Search the entries for lines that contain the word "мебель", and report each one found.

Working data:
○ ○ ○
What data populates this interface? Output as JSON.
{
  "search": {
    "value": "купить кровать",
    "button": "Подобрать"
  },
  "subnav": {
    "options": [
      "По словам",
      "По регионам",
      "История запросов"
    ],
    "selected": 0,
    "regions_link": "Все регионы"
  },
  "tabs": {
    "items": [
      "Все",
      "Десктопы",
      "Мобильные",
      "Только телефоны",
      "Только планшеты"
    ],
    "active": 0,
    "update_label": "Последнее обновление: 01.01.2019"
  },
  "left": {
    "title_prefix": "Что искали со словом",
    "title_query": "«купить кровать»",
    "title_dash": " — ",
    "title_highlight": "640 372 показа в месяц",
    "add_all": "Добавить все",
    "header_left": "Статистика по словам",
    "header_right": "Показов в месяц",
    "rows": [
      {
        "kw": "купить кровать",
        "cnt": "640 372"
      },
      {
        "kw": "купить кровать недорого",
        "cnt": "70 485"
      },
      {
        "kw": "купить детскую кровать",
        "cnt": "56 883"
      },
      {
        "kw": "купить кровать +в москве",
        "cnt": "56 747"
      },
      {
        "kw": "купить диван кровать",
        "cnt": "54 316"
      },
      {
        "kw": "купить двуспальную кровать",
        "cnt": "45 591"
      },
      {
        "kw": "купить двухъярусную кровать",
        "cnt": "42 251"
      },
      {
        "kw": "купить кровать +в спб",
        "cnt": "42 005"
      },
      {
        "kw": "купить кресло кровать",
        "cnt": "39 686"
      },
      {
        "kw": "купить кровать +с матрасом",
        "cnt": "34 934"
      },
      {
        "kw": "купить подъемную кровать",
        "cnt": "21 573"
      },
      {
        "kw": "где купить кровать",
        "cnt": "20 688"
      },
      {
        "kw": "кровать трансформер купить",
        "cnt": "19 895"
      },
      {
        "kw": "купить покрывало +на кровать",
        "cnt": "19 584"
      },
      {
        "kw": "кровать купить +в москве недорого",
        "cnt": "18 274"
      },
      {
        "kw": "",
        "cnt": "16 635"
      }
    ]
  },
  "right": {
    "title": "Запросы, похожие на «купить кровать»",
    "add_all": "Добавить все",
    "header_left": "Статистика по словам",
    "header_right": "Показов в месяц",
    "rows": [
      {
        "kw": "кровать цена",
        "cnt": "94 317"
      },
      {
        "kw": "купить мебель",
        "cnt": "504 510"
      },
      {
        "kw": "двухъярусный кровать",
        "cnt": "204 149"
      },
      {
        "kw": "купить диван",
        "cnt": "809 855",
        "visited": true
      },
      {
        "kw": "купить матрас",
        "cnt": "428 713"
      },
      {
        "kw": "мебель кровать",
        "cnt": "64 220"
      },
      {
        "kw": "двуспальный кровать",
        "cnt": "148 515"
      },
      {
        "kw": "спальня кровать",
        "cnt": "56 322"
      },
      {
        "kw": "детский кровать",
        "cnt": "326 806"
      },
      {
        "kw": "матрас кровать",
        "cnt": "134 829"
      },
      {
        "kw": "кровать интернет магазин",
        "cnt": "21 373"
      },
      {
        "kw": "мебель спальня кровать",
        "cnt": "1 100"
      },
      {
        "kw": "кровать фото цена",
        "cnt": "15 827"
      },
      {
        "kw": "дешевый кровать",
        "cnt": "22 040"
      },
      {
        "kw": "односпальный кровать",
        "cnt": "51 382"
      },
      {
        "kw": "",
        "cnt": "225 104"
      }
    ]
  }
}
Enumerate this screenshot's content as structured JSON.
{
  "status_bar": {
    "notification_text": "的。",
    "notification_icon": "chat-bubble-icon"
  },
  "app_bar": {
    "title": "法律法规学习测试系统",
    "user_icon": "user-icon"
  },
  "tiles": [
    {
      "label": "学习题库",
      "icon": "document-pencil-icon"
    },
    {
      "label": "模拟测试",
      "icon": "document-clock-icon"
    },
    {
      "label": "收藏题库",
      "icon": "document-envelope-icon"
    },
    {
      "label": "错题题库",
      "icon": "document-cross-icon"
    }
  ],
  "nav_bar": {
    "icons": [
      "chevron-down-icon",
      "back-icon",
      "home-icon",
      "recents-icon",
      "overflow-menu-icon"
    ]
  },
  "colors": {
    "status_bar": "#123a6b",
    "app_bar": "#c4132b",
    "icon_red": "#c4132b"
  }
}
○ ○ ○
Answer to this problem:
        "kw": "купить мебель",
        "kw": "мебель кровать",
        "kw": "мебель спальня кровать",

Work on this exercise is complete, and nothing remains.